BEGIN Raw data

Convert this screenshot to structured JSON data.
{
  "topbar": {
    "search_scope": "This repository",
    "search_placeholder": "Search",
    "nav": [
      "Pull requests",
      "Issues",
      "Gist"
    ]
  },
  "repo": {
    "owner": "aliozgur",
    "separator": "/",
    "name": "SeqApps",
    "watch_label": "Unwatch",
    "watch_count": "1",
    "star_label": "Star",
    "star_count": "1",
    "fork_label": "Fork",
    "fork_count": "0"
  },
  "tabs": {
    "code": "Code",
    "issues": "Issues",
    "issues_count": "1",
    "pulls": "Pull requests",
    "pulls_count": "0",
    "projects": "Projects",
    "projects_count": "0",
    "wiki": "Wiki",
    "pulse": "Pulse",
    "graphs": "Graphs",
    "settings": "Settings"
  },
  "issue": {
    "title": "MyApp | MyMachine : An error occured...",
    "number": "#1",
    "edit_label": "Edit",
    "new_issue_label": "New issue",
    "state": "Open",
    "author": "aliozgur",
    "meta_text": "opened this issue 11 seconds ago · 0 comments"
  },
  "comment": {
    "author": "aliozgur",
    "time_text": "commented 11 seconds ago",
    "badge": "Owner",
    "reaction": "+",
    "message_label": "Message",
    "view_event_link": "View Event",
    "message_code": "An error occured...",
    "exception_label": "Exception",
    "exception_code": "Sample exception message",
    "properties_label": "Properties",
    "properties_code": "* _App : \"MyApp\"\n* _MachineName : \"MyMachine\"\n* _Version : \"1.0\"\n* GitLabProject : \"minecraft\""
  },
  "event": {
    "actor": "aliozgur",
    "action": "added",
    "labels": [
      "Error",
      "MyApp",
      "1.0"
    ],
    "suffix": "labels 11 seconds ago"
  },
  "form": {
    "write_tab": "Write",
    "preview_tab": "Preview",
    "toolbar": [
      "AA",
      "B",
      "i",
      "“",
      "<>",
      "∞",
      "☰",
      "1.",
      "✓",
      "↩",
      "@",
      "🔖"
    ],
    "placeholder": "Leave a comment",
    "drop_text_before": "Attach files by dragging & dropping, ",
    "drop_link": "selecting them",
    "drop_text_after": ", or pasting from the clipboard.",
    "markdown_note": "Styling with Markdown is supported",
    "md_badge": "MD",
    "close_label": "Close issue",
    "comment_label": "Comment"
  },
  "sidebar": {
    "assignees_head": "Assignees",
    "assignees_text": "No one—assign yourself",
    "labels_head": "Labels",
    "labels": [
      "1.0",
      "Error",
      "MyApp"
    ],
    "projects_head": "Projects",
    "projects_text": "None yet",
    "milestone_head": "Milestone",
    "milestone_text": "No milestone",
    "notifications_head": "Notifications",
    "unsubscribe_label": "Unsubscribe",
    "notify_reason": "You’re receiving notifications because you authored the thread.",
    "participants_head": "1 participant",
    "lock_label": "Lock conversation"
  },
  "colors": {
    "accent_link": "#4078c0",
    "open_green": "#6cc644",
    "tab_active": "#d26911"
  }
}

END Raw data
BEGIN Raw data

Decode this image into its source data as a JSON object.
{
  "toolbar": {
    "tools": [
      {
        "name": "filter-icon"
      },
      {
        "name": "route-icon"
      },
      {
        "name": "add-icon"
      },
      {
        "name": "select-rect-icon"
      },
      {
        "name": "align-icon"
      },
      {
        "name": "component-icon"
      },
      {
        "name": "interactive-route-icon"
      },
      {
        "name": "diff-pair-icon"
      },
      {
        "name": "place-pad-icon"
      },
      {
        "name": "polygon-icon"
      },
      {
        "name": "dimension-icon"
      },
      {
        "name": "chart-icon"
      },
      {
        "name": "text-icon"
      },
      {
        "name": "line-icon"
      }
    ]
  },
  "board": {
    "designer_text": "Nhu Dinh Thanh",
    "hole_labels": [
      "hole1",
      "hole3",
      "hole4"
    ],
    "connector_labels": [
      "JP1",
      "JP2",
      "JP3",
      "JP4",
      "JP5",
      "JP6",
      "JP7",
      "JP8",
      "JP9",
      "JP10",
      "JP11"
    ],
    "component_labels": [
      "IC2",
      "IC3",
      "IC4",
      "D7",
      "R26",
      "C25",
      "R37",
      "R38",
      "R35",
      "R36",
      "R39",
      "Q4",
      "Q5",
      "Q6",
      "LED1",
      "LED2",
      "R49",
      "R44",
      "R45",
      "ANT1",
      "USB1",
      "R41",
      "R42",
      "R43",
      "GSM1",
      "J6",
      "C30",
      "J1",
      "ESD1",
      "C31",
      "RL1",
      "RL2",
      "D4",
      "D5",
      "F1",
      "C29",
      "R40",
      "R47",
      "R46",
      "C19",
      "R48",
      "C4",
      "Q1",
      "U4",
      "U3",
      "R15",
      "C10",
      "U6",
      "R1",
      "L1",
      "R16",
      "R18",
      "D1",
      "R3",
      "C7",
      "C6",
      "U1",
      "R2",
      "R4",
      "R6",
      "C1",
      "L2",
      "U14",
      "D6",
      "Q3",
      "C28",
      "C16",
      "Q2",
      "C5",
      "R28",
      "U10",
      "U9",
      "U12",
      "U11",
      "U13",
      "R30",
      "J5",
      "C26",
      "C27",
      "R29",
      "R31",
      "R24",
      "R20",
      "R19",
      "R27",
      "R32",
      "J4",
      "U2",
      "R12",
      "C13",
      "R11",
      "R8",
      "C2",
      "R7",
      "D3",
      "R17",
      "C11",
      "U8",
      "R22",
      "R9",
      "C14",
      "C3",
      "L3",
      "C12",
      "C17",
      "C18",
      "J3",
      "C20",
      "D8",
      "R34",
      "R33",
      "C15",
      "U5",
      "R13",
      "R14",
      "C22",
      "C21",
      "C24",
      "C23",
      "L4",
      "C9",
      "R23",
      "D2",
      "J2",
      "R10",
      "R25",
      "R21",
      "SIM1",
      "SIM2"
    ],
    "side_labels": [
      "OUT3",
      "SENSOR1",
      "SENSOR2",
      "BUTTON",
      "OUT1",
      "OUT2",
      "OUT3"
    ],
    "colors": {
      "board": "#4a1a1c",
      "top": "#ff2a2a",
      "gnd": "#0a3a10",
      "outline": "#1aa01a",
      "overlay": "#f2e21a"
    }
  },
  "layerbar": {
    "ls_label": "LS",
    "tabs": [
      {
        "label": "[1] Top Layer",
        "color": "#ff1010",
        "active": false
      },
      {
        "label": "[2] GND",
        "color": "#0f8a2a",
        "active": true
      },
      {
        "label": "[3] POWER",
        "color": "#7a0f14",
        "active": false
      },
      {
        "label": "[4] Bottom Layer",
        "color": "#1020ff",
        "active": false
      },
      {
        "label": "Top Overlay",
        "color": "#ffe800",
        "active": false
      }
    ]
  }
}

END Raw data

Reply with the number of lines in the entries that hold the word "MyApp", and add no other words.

(Result for this exercise): 4